Problem details: Search the material for "this" and copy each line in which it is found.

[Start of Attachment]

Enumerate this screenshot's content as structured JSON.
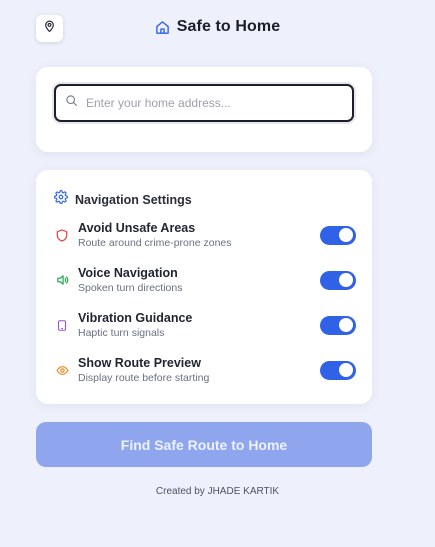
{
  "header": {
    "title": "Safe to Home",
    "location_icon": "map-pin-icon",
    "home_icon": "home-icon"
  },
  "search": {
    "placeholder": "Enter your home address...",
    "value": "",
    "icon": "search-icon"
  },
  "settings": {
    "title": "Navigation Settings",
    "icon": "gear-icon",
    "items": [
      {
        "label": "Avoid Unsafe Areas",
        "description": "Route around crime-prone zones",
        "icon": "shield-icon",
        "icon_color": "#e04a4a",
        "enabled": true
      },
      {
        "label": "Voice Navigation",
        "description": "Spoken turn directions",
        "icon": "speaker-icon",
        "icon_color": "#2faa55",
        "enabled": true
      },
      {
        "label": "Vibration Guidance",
        "description": "Haptic turn signals",
        "icon": "phone-vibrate-icon",
        "icon_color": "#9b4fd6",
        "enabled": true
      },
      {
        "label": "Show Route Preview",
        "description": "Display route before starting",
        "icon": "eye-icon",
        "icon_color": "#f08a24",
        "enabled": true
      }
    ]
  },
  "cta": {
    "label": "Find Safe Route to Home"
  },
  "footer": {
    "text": "Created by JHADE KARTIK"
  },
  "colors": {
    "background": "#eef1fb",
    "accent": "#2f62e6",
    "button_disabled": "#8fa6ee"
  }
}
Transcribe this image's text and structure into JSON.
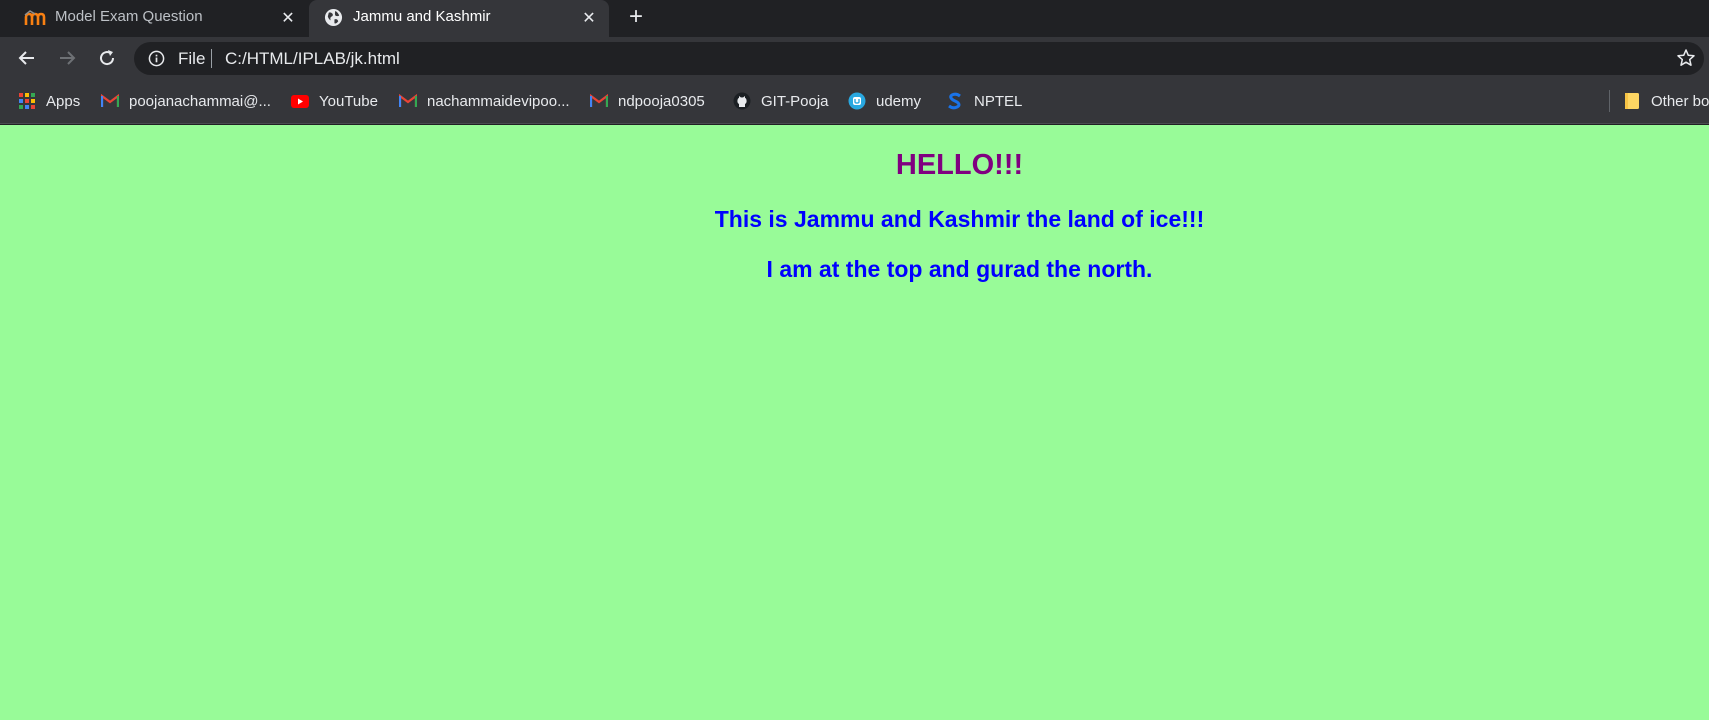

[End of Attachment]

Exercise response:
Enumerate this screenshot's content as structured JSON.
Transcribe this image's text and structure into JSON.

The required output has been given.